List (or listing)A schedule (or list) of cases to be heard at ACAT each day.
Listing noticeA letter or written document from ACAT that sets out when a conference, mediation or hearing is scheduled at ACAT.
MediationA private meeting where parties discuss ways to resolve their dispute, with the help of an impartial mediator (who is also an ACAT Member or Registrar). It is held under section 35 of the ACT Civil and Administrative Tribunal Act 2008.
Non-publication and/or non-disclosure orderAlso called a ‘suppression order’. It is an order that requires certain information not to be published or disclosed. It is made under section 39 of the ACT Civil and Administrative Tribunal Act 2008. Find out about public hearings and confidentiality.
Opening statementUsually means a statement made at the beginning of a hearing to outline the key points in the case. Sometimes parties are asked to give an opening statement at a mediation or preliminary conference.
Originating applicationAn application that starts an ACAT case.
Party or partiesAn individual or company directly involved in an ACAT case, for example an applicant or respondent. Find out how to identify and name parties.
Preliminary conferenceA private meeting where parties discuss ways to resolve their dispute with the help of an ACAT Member or Registrar. See section 33 of the ACT Civil and Administrative Tribunal Act 2008. ACAT has different types of preliminary conferences.
RegistryThe administrative section of ACAT that accepts documents lodged by parties, handles enquiries and provides support for case management.
RepresentativeA person who represents or advocates for an individual or company at a conference, mediation or hearing at ACAT. For example, a legal practitioner or an attorney appointed under a general power of attorney.

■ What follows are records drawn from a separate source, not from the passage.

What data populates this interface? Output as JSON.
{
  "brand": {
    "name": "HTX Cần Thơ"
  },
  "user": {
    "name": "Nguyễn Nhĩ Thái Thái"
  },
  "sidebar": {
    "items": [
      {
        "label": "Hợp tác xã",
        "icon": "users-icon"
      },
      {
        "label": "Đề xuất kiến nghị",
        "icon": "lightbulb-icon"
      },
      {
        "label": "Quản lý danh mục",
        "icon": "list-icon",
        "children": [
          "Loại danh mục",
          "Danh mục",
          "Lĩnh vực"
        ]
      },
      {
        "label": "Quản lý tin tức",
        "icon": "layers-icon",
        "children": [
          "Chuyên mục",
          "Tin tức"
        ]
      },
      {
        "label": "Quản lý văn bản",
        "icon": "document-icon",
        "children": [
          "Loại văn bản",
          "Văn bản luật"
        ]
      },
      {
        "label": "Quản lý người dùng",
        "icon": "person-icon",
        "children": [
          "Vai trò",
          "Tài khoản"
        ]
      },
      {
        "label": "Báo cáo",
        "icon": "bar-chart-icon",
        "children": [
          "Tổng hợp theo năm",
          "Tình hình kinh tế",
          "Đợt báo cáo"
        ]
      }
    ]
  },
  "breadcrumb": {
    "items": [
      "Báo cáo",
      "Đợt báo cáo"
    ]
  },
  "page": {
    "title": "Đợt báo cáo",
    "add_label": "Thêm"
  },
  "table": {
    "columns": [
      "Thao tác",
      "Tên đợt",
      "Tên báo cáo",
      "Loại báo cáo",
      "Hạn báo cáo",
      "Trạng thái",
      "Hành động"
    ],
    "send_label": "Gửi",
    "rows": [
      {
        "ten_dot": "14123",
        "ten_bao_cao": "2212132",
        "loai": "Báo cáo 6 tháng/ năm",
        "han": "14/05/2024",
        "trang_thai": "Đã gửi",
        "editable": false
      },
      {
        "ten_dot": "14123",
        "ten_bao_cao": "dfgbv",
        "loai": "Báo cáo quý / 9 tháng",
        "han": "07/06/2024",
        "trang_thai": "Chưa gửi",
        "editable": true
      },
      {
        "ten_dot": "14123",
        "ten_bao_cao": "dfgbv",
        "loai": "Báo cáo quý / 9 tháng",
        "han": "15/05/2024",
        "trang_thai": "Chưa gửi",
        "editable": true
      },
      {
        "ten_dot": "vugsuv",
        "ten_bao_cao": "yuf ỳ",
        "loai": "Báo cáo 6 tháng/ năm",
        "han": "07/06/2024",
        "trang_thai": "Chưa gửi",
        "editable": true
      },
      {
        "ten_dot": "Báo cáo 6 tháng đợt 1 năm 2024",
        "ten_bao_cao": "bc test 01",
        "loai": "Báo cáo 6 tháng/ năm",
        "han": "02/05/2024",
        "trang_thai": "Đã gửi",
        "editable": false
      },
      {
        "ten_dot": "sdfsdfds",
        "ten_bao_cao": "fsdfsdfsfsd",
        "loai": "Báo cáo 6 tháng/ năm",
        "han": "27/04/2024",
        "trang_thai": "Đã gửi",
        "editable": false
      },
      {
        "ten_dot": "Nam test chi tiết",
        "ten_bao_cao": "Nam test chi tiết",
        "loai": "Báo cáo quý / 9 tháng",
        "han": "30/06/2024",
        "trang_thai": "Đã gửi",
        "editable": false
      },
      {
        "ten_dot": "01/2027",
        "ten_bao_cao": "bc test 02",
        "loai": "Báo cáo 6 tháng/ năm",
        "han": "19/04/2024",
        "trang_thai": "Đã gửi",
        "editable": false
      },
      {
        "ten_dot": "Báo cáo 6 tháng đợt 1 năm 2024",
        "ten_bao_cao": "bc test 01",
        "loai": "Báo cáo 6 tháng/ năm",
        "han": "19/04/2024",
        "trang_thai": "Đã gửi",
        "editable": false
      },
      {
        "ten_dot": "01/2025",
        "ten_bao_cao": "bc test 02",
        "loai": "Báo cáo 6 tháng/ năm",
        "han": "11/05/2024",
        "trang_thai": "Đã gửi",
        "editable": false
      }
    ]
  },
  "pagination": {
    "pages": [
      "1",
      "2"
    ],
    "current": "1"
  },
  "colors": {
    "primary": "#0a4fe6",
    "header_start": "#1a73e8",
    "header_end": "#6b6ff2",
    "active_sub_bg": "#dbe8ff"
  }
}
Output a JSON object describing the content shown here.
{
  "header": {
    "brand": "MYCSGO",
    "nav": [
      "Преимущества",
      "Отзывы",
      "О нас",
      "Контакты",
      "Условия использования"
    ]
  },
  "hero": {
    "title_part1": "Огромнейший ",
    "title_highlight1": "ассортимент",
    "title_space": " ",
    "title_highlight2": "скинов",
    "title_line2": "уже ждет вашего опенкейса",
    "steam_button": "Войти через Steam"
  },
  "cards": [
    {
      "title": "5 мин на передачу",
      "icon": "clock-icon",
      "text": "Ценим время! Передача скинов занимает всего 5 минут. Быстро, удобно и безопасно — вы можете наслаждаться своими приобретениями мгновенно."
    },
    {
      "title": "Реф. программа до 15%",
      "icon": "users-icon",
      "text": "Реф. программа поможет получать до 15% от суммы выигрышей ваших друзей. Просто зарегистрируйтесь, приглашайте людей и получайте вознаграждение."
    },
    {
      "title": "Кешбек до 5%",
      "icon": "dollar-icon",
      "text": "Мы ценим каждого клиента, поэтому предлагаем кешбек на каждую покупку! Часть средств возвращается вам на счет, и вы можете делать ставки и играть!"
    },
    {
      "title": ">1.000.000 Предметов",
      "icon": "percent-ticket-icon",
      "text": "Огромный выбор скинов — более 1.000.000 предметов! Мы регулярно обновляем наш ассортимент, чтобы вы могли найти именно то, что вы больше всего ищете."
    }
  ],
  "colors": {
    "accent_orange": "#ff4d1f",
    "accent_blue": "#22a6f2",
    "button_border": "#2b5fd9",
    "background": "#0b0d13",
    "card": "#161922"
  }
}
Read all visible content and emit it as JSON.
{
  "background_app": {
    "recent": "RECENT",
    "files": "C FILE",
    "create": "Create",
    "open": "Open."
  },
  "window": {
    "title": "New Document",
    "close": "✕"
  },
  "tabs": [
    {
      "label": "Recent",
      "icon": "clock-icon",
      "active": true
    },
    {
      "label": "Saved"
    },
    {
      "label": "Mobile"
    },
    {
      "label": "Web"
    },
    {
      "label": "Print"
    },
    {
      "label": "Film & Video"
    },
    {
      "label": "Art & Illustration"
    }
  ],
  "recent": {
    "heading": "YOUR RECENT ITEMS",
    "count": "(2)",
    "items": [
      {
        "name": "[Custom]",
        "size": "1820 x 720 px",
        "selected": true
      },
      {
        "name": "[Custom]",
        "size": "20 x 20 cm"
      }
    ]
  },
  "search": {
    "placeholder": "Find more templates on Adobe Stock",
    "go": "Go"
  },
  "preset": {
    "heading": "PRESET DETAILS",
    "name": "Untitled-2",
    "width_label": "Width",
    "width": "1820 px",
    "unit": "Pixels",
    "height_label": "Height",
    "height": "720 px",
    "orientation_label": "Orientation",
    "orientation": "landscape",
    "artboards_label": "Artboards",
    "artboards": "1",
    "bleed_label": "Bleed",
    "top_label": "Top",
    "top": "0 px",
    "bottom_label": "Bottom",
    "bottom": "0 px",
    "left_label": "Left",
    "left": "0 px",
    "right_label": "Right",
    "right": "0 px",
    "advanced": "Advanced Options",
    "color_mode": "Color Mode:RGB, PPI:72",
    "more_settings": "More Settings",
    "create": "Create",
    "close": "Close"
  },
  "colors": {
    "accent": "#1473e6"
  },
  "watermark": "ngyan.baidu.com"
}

Reserved decisionWhen an ACAT Member or Registrar reserves a decision (at the end of a hearing), this means they will give their decision later, either verbally or in writing (sometimes both).
RespondentThe party (or parties) against whom orders or relief is sought.
Short service orderAn order that authorises a shorter time for service (than the time otherwise required).
Serve/serviceA person who can give evidence at a hearing. Find out about witness statements.
Statement of reasonsA document that explains why ACAT made an order in a case. It sets out the law relied on by an ACAT Member or Registrar and explains how the law was applied to the facts of the case. You can request a written statement of reasons within 14 days after an order is made. Find out about statement of reasons.
StayAn order for a particular action (or decision) to be put on hold or suspended for a period of time.
SubmissionA document that sets out your side of a case or dispute and the relevant law. It is presented to ACAT either in writing, verbally or both. Find out about submissions.
SubpoenaRequires a person to appear at ACAT to give evidence or provide documents (or both). Find out about subpoenas.
Substituted service orderAn order that says how a party is to be served with an application or other documents related to the proceedings. In a civil dispute or a rental dispute, an applicant will need to consider asking for a substituted service order if they do not have a physical address for the respondent. Find out about lodging and serving documents.
WitnessA person who can give evidence at a hearing. Find out about witness statements.